┏━━

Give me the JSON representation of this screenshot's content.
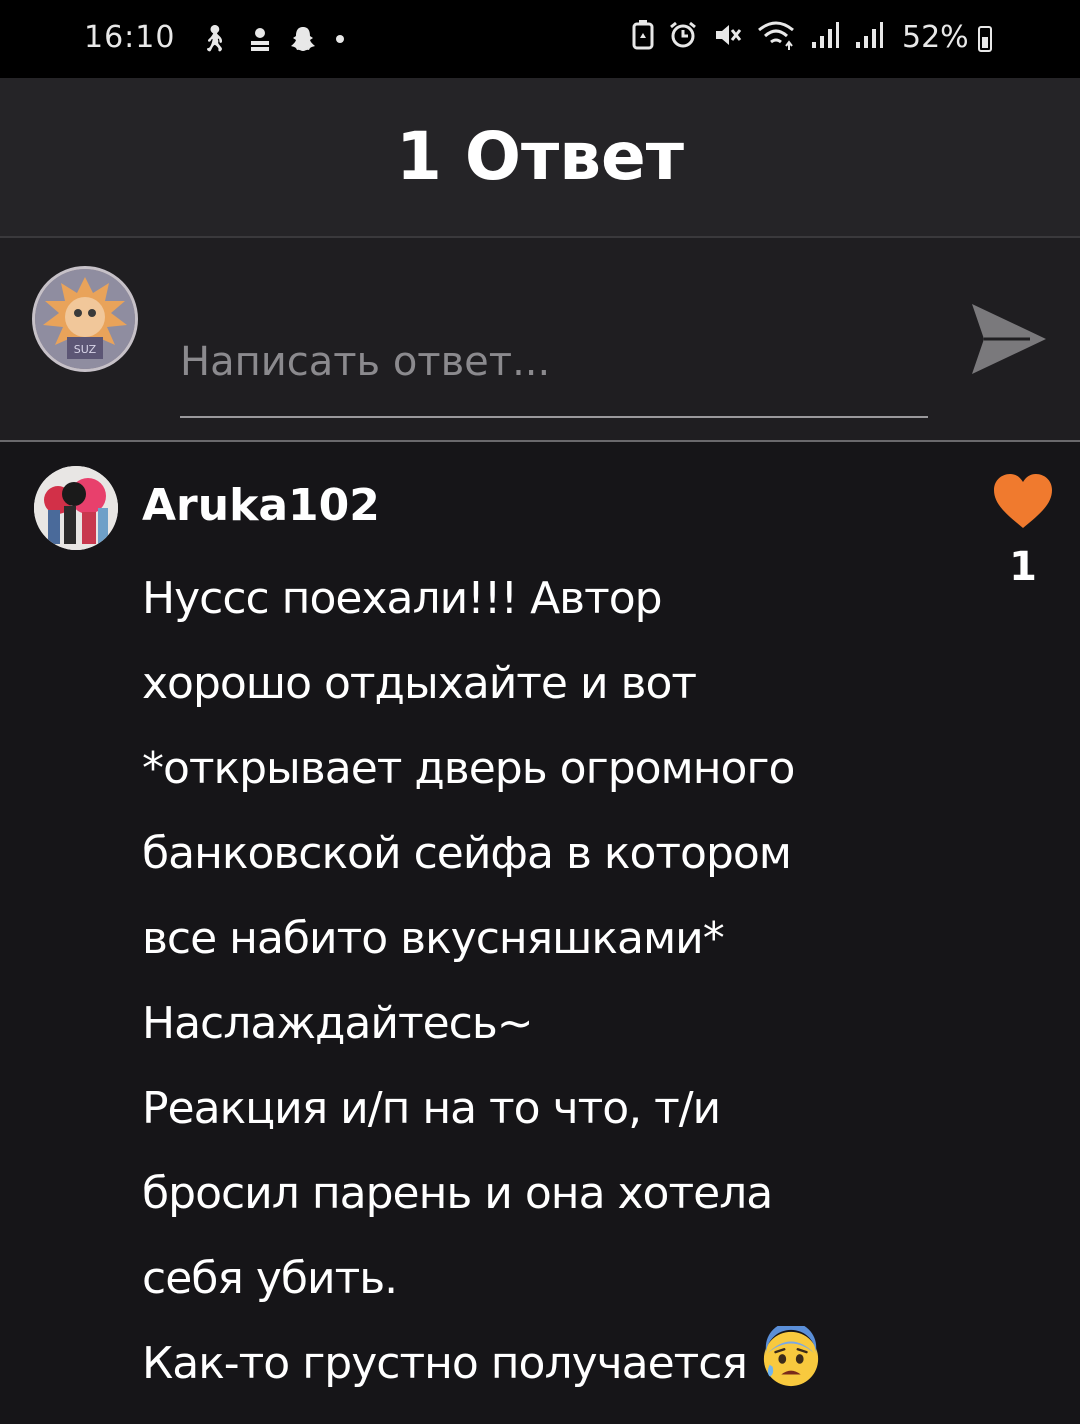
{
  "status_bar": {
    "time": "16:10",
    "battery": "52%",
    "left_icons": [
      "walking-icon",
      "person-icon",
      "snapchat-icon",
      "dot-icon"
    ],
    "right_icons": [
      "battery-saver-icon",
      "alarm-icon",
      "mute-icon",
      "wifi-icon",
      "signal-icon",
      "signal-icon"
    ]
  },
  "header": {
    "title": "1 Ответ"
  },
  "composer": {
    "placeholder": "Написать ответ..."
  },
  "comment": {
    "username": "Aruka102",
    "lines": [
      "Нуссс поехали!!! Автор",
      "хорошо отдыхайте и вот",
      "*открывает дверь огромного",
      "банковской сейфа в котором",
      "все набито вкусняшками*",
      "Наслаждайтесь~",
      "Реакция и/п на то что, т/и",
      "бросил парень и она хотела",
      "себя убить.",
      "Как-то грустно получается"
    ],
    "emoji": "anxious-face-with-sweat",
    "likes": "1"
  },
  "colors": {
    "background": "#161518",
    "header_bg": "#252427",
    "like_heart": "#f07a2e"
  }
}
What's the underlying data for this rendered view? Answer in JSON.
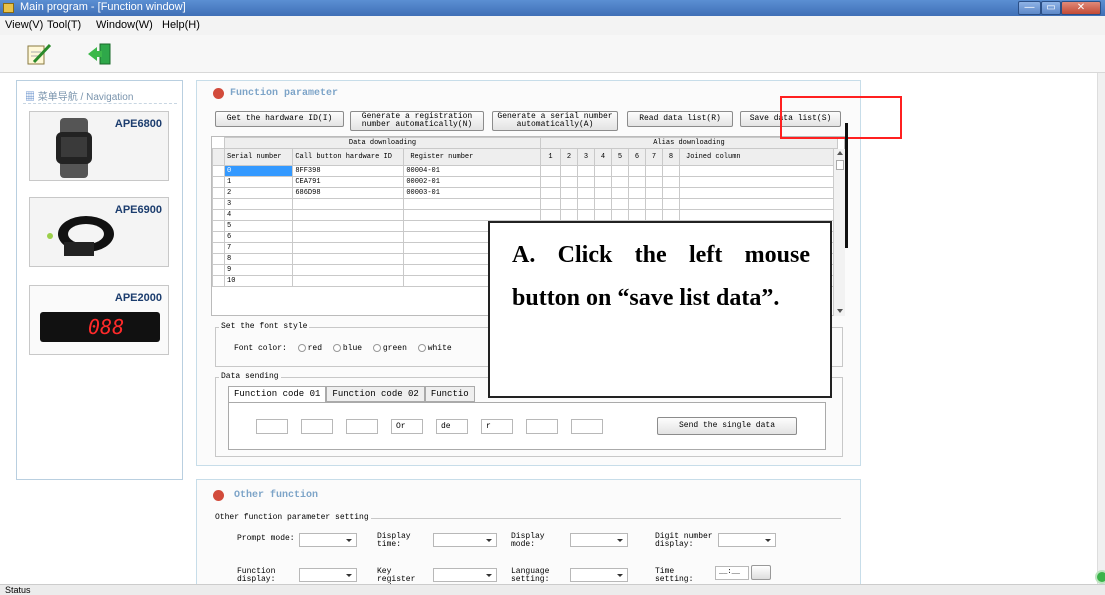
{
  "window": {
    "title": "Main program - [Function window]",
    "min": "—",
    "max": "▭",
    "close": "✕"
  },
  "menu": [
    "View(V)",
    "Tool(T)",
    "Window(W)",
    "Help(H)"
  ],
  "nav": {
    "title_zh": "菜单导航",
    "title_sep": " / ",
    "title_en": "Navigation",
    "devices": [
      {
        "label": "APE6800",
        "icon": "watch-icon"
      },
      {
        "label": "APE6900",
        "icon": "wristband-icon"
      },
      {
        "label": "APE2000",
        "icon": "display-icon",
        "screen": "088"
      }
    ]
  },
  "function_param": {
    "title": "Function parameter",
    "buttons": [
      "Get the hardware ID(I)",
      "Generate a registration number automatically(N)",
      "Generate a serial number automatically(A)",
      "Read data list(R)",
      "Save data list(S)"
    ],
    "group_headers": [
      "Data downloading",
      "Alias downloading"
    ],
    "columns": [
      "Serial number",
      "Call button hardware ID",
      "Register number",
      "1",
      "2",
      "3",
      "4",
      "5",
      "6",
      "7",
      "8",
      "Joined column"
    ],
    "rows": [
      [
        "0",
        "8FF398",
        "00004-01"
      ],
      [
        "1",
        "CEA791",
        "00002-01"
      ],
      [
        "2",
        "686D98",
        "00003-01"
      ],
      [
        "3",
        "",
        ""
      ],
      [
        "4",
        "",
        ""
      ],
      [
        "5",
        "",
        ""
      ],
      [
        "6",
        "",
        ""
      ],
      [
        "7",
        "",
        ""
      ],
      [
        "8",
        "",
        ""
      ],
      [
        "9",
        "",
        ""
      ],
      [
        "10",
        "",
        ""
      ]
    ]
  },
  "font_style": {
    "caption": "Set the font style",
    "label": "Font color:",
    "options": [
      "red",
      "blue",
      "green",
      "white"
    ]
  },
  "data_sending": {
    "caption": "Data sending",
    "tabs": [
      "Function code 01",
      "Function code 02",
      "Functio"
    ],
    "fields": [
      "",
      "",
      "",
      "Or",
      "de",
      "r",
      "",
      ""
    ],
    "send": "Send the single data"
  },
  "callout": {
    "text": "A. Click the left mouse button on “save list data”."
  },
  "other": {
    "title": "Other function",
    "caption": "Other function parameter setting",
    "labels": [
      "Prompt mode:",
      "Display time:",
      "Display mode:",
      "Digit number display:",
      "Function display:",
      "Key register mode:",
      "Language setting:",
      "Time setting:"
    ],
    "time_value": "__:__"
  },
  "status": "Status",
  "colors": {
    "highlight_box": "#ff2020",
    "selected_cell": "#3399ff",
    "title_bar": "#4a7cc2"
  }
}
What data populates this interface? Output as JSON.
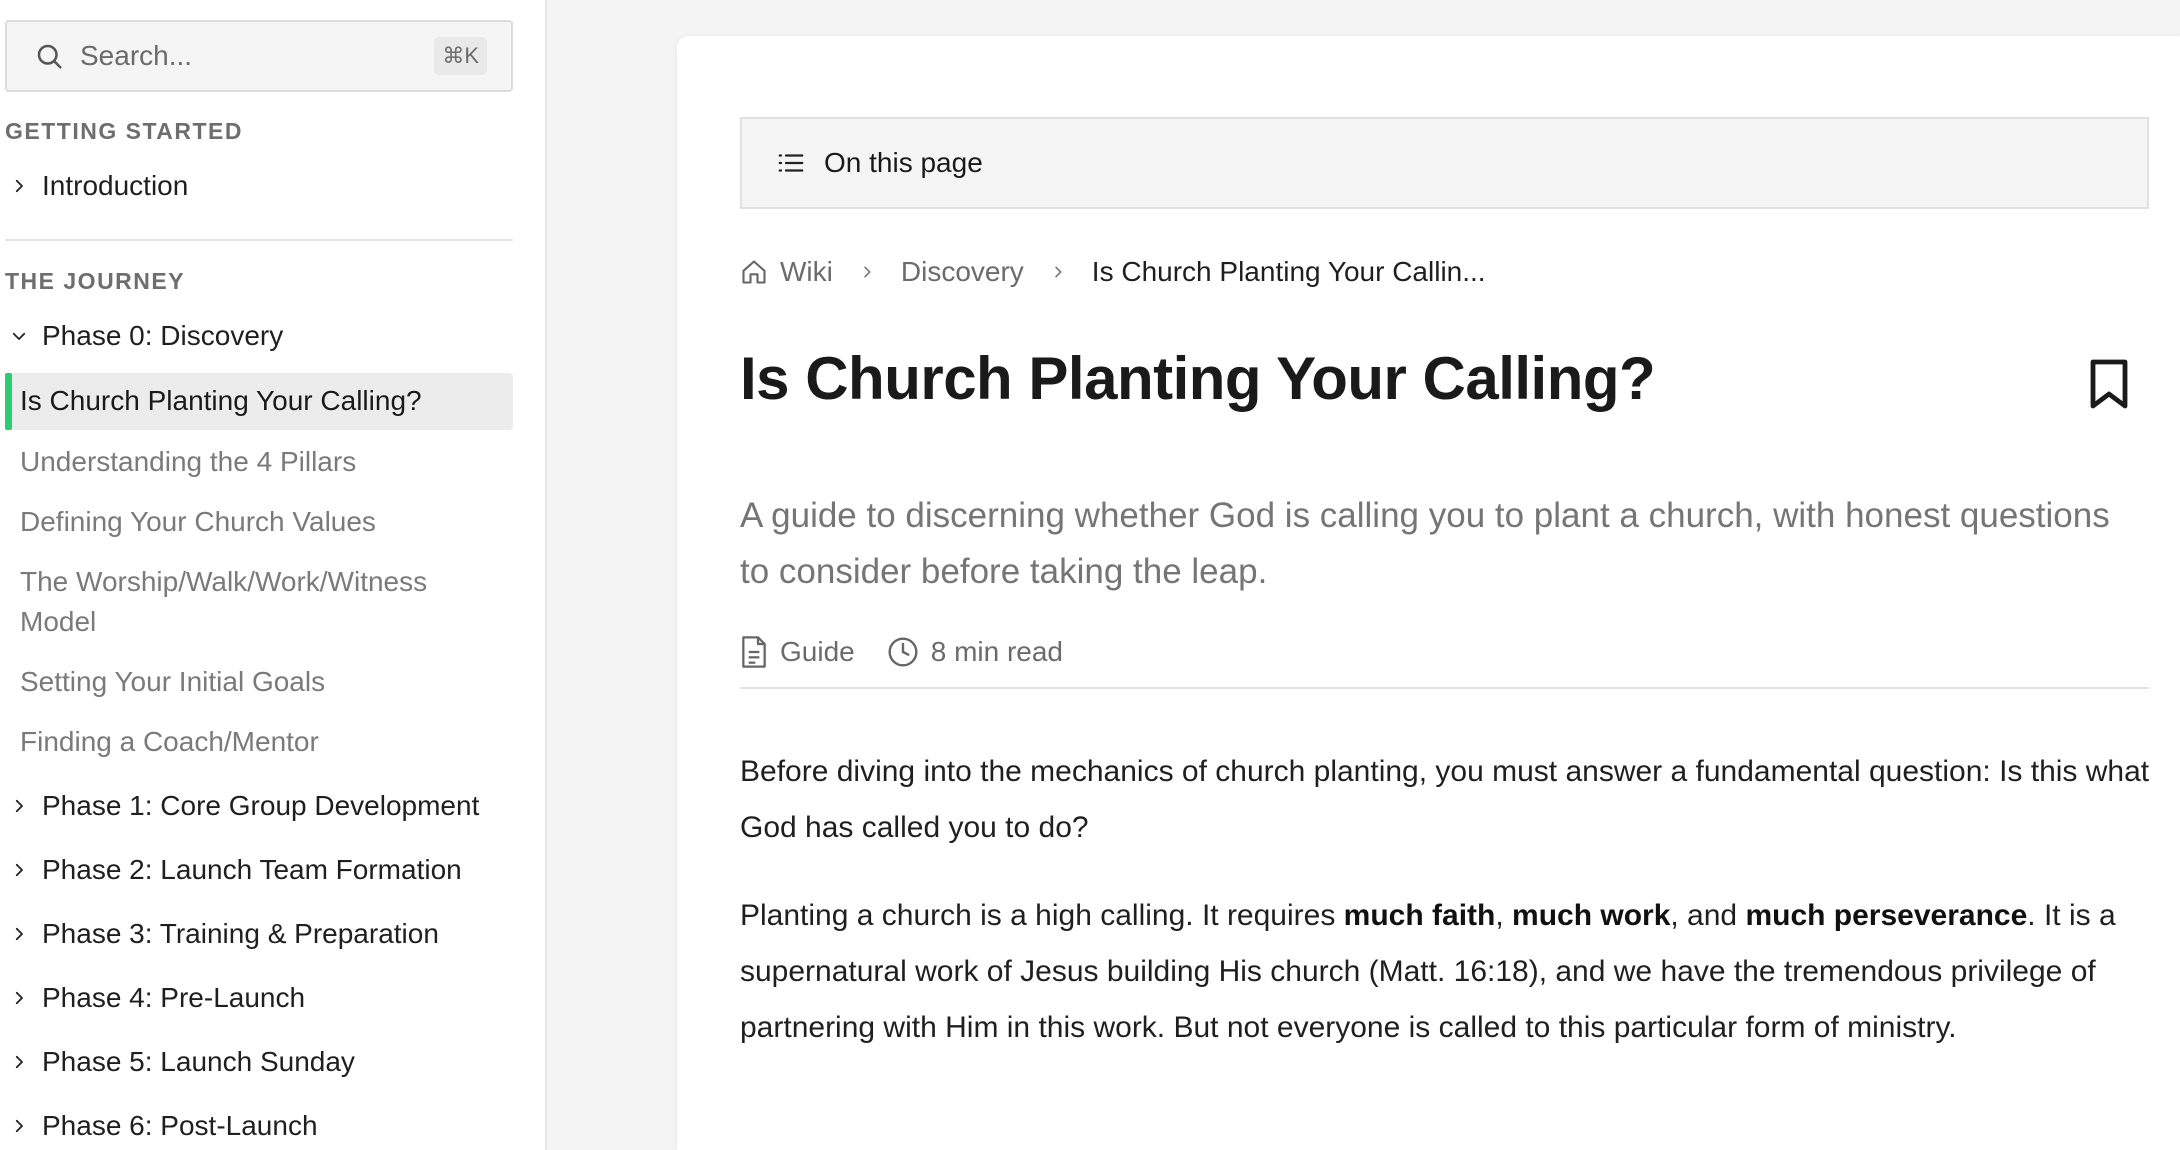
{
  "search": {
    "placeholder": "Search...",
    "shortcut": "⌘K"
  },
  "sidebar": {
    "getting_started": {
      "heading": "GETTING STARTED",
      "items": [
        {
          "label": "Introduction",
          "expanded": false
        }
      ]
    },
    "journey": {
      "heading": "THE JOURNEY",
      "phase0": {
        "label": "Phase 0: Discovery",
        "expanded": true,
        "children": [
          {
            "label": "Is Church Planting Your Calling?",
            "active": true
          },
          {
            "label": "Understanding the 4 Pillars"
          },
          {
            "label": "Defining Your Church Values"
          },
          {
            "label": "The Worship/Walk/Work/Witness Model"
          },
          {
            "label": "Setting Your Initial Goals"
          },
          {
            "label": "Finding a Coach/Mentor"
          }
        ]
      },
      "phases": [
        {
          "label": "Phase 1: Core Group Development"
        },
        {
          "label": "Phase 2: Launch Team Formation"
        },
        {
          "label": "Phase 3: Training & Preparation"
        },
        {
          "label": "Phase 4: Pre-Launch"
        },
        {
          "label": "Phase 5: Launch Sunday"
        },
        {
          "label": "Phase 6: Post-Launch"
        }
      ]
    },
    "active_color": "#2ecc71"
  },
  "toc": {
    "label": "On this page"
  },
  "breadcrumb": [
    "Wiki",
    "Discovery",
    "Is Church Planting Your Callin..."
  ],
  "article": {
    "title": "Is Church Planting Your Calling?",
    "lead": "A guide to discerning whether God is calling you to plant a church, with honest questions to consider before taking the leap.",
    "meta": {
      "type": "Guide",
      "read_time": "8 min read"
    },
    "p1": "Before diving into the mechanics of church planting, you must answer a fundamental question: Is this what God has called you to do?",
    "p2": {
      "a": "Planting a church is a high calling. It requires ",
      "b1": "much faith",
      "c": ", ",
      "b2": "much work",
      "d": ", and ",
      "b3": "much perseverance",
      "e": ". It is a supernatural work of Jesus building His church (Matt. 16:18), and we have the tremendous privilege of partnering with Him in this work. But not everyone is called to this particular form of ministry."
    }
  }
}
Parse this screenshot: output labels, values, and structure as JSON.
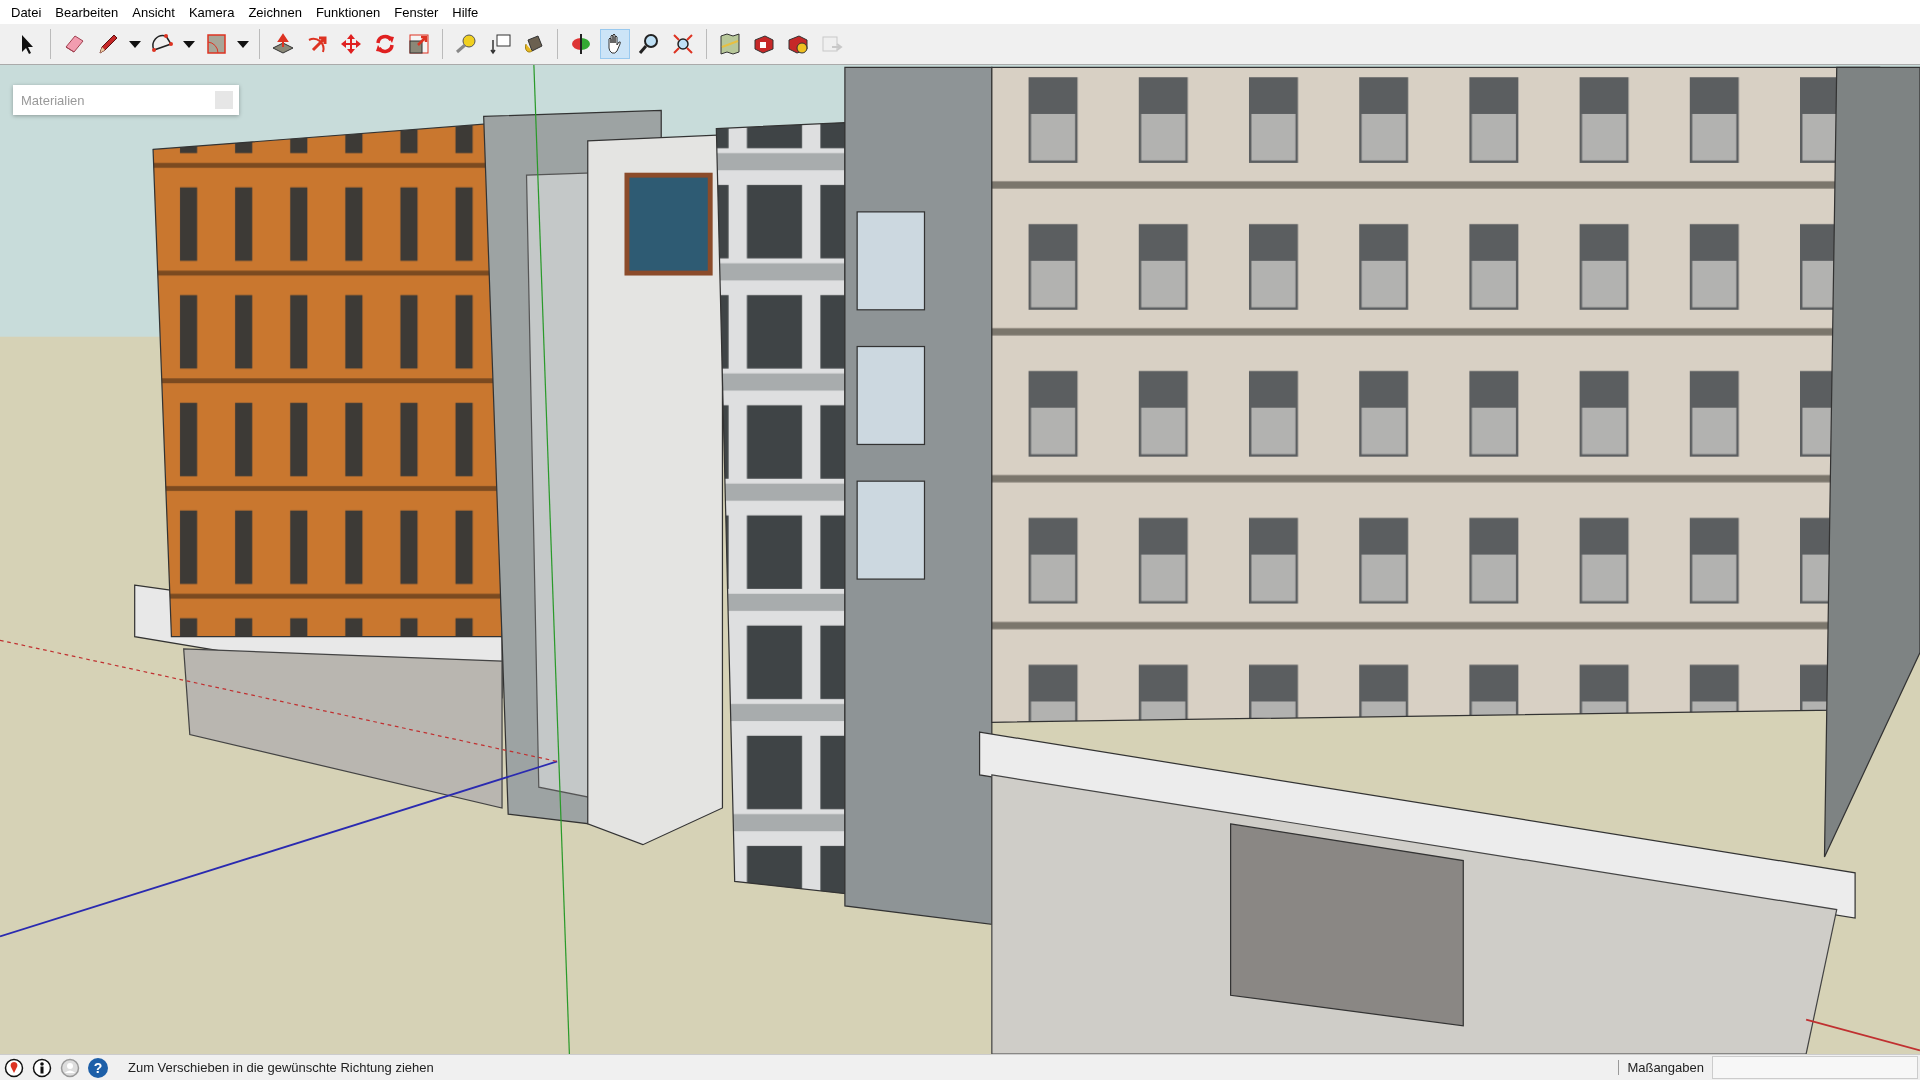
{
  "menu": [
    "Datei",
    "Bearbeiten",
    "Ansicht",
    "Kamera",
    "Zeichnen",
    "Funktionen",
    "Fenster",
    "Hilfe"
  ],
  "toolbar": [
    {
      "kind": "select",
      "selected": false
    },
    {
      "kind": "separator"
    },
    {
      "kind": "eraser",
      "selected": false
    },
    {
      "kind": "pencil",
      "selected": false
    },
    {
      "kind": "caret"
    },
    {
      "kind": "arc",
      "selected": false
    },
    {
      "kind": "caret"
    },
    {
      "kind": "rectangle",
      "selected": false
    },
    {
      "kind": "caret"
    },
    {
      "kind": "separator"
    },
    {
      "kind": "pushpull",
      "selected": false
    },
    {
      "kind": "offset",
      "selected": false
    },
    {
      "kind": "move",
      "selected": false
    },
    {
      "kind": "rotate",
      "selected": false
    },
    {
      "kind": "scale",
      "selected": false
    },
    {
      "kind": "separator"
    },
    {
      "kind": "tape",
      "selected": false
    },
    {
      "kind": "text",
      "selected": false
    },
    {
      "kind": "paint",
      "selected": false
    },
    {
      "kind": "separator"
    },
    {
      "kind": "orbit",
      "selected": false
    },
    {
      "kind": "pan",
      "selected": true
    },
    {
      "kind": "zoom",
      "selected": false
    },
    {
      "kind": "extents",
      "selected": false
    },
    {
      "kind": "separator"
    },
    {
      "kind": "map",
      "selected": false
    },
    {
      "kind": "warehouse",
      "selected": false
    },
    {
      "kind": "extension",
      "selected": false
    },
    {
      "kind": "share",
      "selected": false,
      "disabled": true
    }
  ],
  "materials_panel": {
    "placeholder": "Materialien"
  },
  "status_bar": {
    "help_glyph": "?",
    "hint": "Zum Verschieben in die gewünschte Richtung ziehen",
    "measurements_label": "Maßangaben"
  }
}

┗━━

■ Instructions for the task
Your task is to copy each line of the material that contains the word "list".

■ Reply to the exercise
      "Read data list(R)",
      "Save data list(S)"
    "text": "A. Click the left mouse button on “save list data”."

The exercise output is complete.